Task to complete> The answer must consist of every line below containing "Rescue".
____
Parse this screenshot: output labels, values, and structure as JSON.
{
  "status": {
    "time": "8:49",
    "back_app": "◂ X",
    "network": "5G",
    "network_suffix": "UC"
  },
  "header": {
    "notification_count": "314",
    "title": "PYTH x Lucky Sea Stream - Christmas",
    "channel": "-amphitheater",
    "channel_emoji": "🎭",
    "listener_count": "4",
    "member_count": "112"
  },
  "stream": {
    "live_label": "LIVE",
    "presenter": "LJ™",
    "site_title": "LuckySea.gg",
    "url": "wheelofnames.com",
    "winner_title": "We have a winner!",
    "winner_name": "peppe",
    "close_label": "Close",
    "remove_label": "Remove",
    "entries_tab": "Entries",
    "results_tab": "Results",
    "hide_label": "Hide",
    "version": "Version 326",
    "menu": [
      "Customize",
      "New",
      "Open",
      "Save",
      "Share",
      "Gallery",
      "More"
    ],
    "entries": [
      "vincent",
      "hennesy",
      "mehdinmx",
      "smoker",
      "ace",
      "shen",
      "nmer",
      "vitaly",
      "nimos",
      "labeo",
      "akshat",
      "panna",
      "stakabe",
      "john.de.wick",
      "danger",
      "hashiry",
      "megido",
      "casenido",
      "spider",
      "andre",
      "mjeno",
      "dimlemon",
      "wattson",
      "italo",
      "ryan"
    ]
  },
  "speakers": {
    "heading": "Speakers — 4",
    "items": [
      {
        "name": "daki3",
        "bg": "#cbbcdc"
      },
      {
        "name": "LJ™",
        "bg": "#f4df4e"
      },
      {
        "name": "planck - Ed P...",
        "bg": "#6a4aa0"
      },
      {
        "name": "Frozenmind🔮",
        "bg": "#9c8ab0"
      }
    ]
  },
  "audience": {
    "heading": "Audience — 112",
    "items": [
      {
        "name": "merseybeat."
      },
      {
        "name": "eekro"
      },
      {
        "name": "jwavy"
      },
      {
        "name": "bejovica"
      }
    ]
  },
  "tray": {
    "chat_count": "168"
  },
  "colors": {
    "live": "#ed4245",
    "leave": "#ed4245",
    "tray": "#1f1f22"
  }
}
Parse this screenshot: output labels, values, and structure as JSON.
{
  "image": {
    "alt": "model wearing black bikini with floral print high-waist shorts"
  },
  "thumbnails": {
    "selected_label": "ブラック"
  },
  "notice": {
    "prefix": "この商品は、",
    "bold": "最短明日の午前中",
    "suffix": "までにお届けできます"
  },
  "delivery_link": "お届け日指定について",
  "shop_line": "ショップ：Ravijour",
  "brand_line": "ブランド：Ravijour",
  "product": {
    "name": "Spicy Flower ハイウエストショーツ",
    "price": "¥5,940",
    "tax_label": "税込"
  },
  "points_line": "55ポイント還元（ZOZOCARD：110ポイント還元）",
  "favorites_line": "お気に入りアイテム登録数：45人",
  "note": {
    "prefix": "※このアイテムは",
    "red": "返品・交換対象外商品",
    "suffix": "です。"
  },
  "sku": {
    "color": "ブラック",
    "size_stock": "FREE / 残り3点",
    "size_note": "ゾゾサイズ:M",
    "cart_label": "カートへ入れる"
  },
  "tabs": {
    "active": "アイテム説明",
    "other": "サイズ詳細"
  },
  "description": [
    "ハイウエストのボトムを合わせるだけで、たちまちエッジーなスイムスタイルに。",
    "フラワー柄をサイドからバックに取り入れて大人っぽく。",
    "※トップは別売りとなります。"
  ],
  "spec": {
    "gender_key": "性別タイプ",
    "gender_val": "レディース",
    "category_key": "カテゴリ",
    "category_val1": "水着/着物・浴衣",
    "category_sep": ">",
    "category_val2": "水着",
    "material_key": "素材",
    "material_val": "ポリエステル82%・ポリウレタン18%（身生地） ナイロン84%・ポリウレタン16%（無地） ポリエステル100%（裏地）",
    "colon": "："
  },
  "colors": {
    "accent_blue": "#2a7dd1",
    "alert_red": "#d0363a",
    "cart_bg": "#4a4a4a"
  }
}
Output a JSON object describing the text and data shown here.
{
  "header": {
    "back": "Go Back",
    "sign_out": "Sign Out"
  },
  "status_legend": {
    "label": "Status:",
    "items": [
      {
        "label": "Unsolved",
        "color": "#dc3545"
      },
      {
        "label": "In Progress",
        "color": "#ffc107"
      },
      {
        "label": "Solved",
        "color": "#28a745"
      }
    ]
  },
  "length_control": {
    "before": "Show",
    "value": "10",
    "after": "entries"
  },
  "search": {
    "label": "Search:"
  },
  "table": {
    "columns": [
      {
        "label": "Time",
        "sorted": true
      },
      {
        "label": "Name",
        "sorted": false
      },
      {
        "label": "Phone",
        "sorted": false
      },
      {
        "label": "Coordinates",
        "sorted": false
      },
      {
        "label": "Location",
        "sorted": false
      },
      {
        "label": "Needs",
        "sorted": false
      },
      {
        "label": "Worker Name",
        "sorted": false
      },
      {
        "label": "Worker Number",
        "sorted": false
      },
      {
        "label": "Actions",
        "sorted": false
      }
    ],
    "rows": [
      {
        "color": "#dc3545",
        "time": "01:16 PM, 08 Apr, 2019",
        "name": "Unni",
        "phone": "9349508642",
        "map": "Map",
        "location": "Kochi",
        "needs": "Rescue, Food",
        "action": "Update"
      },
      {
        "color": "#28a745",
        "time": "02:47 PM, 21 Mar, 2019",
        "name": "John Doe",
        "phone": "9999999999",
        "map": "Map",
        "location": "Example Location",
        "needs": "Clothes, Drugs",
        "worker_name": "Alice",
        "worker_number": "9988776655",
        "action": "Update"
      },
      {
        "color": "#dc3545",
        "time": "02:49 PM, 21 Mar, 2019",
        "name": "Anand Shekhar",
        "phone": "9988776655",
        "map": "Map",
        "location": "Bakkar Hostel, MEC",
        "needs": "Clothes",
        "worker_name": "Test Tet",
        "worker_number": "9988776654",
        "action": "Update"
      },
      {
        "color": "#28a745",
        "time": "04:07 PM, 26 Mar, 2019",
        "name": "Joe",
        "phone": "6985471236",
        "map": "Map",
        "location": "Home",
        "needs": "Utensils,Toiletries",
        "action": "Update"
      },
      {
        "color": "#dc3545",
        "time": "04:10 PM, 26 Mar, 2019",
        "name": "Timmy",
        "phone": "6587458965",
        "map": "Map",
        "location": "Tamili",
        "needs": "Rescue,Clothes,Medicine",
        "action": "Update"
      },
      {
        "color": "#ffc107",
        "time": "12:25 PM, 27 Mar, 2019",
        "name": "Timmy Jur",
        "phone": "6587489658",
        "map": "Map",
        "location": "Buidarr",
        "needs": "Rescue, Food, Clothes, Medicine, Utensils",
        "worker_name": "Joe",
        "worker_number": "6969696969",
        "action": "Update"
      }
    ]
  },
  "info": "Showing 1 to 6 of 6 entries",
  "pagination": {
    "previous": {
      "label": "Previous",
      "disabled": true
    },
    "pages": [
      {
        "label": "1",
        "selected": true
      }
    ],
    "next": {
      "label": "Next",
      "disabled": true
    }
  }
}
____
Solution>
        "needs": "Rescue, Food",
        "needs": "Rescue,Clothes,Medicine",
        "needs": "Rescue, Food, Clothes, Medicine, Utensils",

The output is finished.